## Work instruction:
Give back a single figure: the number of lines in the entries below that contain "have".

Website and app data records
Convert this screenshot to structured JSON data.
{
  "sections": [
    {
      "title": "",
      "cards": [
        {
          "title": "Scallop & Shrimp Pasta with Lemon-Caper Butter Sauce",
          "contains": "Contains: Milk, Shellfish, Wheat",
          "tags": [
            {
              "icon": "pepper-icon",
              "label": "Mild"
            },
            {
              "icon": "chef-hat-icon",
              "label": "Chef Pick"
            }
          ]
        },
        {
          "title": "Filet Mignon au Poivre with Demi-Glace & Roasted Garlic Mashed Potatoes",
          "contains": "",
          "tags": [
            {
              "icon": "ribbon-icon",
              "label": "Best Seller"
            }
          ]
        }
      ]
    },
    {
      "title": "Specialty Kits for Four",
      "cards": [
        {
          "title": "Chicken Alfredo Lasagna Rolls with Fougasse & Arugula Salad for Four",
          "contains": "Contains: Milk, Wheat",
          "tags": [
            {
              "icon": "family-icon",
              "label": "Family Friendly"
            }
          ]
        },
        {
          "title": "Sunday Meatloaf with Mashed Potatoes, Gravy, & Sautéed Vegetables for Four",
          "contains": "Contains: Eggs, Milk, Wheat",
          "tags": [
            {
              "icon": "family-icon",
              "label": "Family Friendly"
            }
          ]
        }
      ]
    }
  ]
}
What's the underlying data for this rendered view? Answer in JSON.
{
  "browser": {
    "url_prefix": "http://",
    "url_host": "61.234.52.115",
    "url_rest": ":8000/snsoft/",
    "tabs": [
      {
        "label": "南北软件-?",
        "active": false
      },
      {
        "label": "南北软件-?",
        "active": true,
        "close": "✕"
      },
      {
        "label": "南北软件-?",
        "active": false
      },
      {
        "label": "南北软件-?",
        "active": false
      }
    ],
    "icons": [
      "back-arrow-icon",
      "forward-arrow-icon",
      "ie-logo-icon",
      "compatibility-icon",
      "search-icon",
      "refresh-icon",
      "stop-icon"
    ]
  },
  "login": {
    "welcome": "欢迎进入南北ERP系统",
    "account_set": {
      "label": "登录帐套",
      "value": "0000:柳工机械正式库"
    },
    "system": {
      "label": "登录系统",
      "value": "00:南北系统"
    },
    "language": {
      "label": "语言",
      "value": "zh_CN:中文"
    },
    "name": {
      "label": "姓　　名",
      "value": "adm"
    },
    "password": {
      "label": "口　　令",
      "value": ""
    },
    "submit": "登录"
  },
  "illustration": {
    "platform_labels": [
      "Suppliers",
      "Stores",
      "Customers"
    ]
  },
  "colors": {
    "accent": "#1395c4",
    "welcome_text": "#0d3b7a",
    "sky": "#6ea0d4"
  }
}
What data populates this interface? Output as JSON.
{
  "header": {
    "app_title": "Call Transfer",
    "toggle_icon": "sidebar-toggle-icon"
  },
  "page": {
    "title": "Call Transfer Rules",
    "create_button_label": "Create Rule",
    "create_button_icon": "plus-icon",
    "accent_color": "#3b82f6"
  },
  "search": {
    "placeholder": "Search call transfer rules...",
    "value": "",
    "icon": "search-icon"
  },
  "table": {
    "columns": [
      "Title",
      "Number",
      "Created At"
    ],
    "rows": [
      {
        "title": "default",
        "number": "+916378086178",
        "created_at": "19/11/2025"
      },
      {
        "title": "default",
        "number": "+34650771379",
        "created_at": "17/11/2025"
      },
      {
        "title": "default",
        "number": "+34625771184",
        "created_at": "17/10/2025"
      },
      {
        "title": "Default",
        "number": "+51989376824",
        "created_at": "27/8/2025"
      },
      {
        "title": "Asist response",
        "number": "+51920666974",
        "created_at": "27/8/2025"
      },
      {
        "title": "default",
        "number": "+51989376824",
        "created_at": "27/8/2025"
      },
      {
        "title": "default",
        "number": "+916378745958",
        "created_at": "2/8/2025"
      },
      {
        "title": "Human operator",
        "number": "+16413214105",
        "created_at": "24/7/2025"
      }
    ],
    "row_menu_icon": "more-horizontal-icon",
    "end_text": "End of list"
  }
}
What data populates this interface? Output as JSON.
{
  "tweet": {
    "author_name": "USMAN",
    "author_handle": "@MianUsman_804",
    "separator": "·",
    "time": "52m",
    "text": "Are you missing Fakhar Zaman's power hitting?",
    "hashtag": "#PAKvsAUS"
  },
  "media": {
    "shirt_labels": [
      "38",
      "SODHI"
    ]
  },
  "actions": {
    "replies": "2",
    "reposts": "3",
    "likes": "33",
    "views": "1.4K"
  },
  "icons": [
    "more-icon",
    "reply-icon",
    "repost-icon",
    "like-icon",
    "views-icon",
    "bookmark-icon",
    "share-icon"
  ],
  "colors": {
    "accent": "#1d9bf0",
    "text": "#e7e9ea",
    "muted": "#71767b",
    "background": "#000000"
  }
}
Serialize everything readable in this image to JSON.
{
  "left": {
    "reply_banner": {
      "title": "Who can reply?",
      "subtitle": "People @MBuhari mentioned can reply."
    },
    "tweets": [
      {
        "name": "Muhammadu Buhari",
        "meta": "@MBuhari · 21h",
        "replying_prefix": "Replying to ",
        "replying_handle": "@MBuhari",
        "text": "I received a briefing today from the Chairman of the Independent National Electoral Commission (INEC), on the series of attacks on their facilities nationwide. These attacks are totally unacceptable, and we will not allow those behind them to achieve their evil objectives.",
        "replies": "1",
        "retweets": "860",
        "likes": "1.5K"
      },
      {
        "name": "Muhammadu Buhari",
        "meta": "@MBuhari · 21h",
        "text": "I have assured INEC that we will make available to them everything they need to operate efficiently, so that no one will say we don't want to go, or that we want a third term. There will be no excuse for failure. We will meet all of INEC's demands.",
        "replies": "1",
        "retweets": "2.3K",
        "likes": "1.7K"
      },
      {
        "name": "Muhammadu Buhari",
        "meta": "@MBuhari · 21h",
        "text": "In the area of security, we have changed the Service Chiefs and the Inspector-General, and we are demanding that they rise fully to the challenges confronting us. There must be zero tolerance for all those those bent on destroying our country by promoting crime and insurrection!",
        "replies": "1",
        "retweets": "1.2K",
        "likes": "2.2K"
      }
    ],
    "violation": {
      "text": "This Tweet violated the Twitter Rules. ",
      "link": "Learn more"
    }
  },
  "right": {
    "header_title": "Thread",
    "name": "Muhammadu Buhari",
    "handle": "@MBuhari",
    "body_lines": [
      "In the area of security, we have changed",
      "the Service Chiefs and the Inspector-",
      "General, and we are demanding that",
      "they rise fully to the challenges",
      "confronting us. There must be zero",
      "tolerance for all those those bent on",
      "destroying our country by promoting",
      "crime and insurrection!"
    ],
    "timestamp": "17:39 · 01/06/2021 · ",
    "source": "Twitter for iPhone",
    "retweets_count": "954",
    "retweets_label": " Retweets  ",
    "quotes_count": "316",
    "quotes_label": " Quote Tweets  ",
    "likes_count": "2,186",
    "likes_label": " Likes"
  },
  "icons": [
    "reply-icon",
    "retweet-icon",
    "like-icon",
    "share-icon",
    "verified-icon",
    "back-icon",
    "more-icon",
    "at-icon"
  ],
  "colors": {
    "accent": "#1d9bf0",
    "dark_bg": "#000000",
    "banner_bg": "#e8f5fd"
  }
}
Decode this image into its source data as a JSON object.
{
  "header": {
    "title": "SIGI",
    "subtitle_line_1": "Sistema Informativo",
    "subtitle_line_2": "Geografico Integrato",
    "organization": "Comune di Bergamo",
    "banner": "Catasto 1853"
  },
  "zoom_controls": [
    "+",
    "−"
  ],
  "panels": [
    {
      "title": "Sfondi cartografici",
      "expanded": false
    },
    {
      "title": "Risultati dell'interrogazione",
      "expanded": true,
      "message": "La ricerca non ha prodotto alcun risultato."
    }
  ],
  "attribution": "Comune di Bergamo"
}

## Solution below:
3